> [Task objective]: Select the lines of the records containing the word "description" and list them.
===== Data supplied
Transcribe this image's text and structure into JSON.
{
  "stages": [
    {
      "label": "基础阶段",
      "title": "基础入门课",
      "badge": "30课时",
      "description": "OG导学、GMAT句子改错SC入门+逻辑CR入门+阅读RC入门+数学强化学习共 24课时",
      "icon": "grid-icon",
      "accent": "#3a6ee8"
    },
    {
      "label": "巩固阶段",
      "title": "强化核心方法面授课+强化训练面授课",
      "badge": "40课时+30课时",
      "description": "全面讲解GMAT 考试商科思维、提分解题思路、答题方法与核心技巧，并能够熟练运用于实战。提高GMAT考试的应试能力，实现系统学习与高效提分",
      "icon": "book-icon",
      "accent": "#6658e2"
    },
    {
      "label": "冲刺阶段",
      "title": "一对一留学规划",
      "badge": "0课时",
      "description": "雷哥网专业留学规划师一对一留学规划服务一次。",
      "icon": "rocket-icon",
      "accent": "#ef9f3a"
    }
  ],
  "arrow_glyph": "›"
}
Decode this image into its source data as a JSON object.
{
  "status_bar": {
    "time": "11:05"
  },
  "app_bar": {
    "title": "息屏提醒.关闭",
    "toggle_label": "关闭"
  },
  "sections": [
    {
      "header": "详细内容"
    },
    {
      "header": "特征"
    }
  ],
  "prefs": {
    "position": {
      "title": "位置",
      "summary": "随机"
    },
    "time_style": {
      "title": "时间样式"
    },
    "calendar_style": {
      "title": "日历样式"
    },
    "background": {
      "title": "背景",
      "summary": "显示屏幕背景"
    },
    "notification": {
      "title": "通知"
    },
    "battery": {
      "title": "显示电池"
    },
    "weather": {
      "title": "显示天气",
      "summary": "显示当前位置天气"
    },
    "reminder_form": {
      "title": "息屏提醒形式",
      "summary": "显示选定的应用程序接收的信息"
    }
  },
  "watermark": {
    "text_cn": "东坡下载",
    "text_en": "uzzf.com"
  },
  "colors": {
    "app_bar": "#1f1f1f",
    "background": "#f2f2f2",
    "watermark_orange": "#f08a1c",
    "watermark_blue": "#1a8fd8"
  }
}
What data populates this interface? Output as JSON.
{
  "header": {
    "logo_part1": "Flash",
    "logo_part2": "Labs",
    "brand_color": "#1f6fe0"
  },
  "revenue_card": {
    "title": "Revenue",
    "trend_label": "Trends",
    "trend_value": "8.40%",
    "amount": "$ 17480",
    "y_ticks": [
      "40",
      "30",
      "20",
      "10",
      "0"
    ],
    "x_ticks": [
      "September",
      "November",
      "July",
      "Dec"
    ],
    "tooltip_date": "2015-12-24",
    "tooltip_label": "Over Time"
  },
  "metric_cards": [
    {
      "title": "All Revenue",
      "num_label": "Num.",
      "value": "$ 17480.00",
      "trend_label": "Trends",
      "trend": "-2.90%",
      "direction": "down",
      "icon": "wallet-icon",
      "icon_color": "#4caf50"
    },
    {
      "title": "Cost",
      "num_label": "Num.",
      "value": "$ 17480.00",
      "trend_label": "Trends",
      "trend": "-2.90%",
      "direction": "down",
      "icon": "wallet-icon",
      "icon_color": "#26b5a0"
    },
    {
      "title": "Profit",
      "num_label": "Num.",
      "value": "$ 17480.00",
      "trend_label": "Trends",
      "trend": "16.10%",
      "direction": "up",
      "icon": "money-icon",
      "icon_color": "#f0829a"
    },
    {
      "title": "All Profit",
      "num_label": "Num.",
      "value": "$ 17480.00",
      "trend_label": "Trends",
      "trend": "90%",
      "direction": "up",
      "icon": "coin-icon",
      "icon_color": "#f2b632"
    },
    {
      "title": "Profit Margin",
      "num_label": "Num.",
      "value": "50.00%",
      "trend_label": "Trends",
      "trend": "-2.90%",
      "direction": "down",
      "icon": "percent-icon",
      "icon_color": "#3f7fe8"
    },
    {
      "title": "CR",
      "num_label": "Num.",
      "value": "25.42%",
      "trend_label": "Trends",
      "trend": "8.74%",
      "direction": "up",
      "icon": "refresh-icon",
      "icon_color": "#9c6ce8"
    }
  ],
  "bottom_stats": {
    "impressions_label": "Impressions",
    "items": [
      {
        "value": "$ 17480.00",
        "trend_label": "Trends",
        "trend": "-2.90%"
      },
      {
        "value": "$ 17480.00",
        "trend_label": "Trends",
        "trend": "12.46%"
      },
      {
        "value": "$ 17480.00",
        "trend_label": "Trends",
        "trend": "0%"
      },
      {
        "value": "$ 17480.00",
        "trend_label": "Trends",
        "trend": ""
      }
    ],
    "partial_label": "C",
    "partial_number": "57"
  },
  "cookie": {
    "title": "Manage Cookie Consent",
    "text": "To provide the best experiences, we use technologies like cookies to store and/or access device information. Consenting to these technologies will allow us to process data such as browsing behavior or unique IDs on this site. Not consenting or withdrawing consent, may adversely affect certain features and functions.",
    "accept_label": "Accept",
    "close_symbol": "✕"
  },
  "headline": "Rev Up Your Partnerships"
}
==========
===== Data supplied
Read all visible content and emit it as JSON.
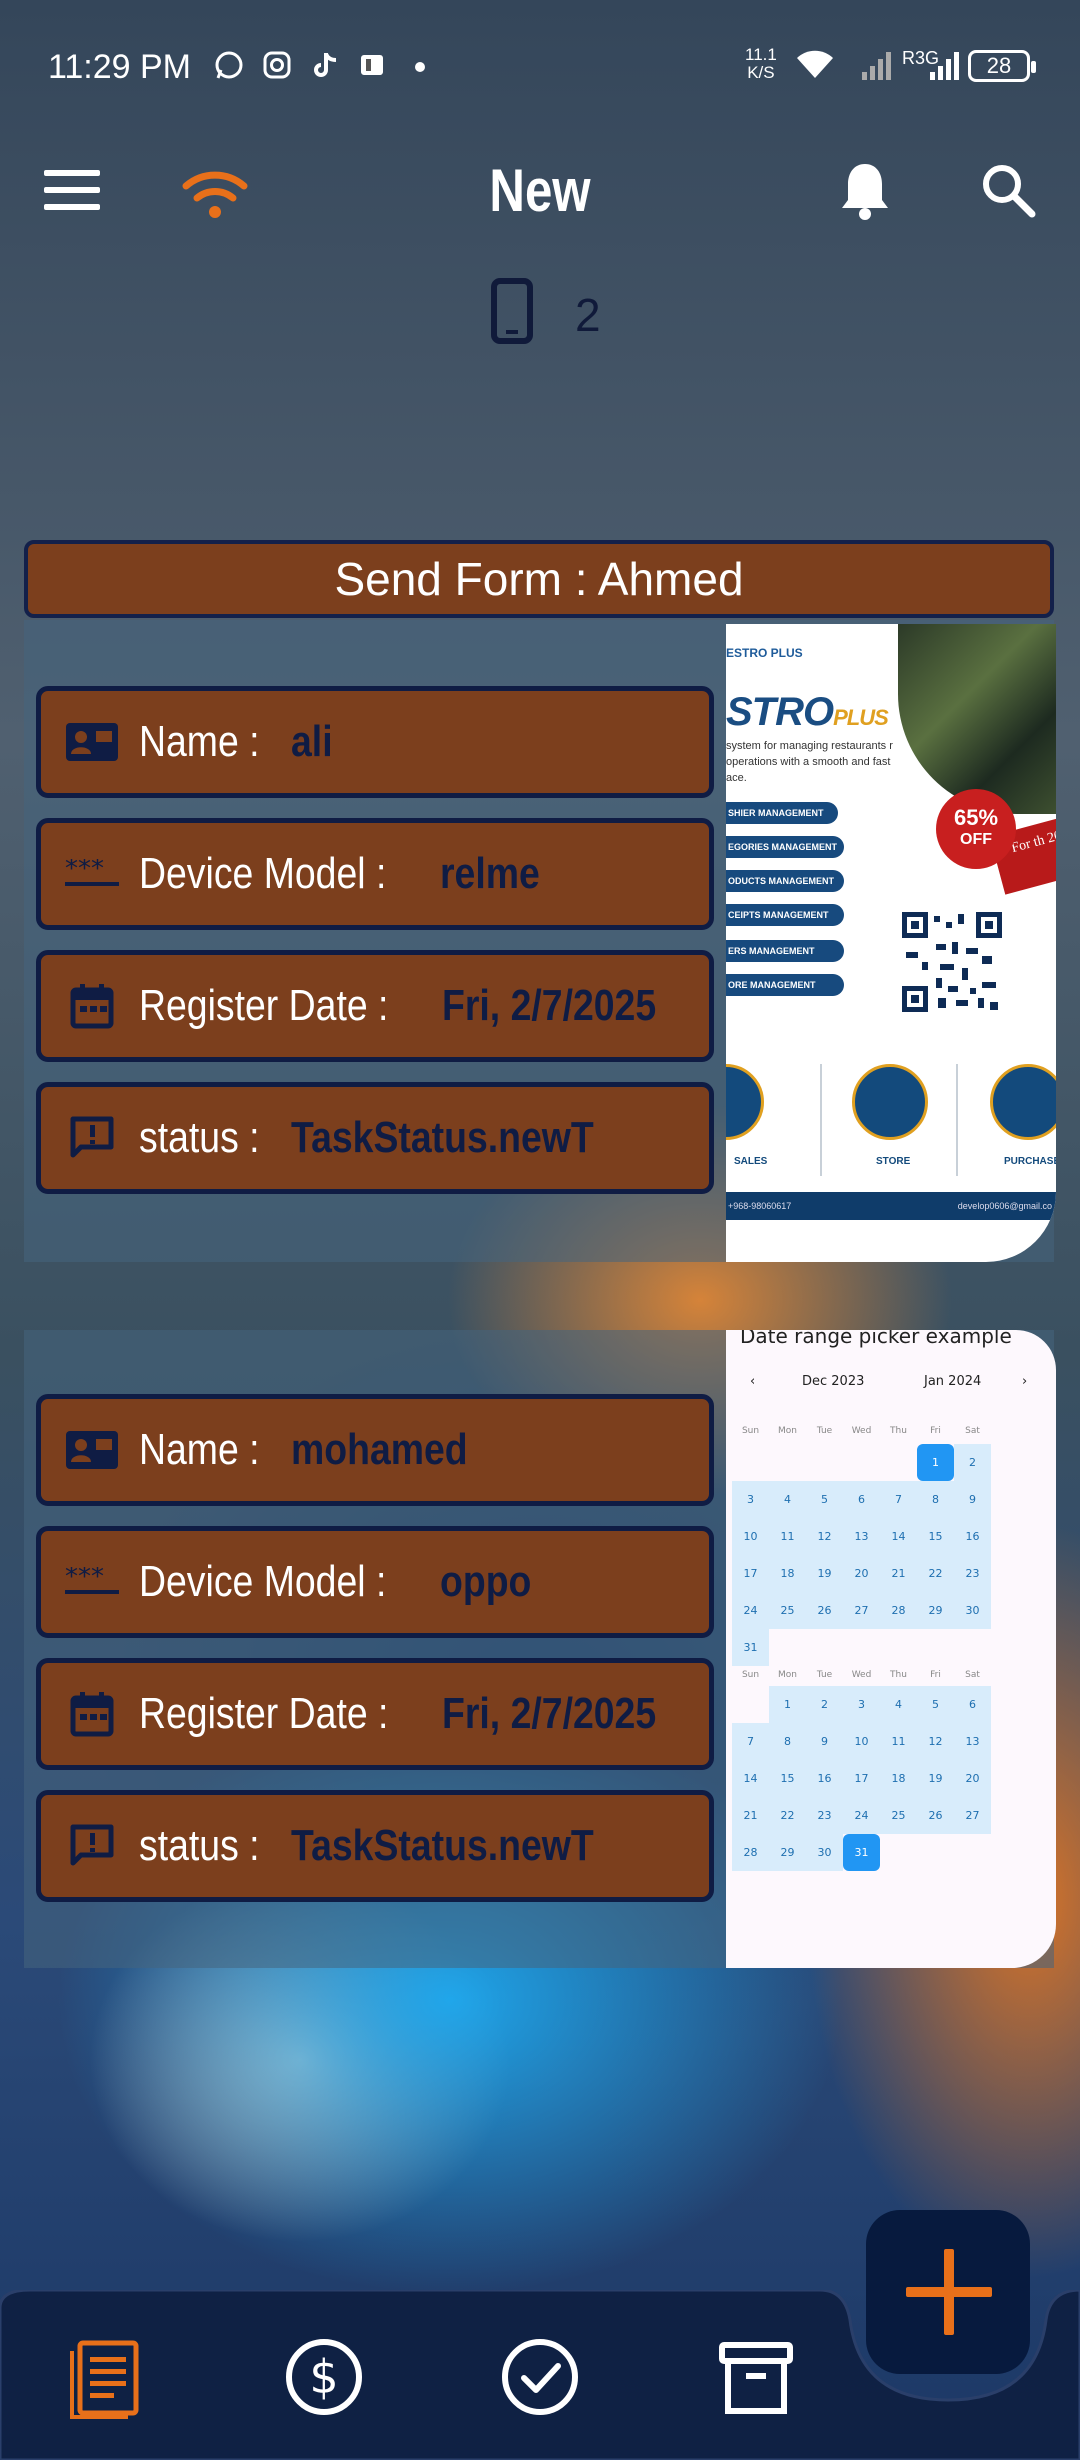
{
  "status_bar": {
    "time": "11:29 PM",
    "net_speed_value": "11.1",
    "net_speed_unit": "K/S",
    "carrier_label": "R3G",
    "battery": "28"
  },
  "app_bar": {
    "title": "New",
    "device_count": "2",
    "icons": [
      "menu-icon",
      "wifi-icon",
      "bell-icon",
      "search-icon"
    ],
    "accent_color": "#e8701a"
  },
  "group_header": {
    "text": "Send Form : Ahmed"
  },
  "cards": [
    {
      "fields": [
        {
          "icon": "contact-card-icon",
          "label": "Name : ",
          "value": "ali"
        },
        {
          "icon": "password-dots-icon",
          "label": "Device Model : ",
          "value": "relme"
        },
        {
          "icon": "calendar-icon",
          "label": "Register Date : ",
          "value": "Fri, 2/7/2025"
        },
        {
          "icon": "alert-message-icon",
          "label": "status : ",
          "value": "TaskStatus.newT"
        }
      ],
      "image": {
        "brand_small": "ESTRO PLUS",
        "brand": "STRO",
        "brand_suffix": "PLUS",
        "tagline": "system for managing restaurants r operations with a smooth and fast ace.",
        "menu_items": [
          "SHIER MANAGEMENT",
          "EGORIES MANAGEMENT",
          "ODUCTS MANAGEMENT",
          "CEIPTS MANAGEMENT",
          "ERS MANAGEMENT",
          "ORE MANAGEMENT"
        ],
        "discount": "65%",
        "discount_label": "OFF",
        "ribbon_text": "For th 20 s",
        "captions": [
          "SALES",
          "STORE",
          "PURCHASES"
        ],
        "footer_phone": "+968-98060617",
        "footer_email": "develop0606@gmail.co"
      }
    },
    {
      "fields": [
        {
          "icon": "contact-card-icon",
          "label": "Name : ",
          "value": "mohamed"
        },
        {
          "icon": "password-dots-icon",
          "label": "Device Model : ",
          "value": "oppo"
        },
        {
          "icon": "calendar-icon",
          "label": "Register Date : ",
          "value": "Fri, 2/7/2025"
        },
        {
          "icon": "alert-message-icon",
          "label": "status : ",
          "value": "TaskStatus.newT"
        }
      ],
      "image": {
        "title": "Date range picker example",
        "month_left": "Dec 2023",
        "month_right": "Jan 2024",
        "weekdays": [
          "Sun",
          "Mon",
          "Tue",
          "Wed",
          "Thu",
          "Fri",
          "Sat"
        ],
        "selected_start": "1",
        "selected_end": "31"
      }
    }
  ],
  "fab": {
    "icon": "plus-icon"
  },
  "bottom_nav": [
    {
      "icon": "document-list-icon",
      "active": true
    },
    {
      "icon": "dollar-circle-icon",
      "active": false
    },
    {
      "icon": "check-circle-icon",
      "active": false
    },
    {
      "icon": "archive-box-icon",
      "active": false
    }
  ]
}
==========
> [Answer space]:
      "description": "OG导学、GMAT句子改错SC入门+逻辑CR入门+阅读RC入门+数学强化学习共 24课时",
      "description": "全面讲解GMAT 考试商科思维、提分解题思路、答题方法与核心技巧，并能够熟练运用于实战。提高GMAT考试的应试能力，实现系统学习与高效提分",
      "description": "雷哥网专业留学规划师一对一留学规划服务一次。",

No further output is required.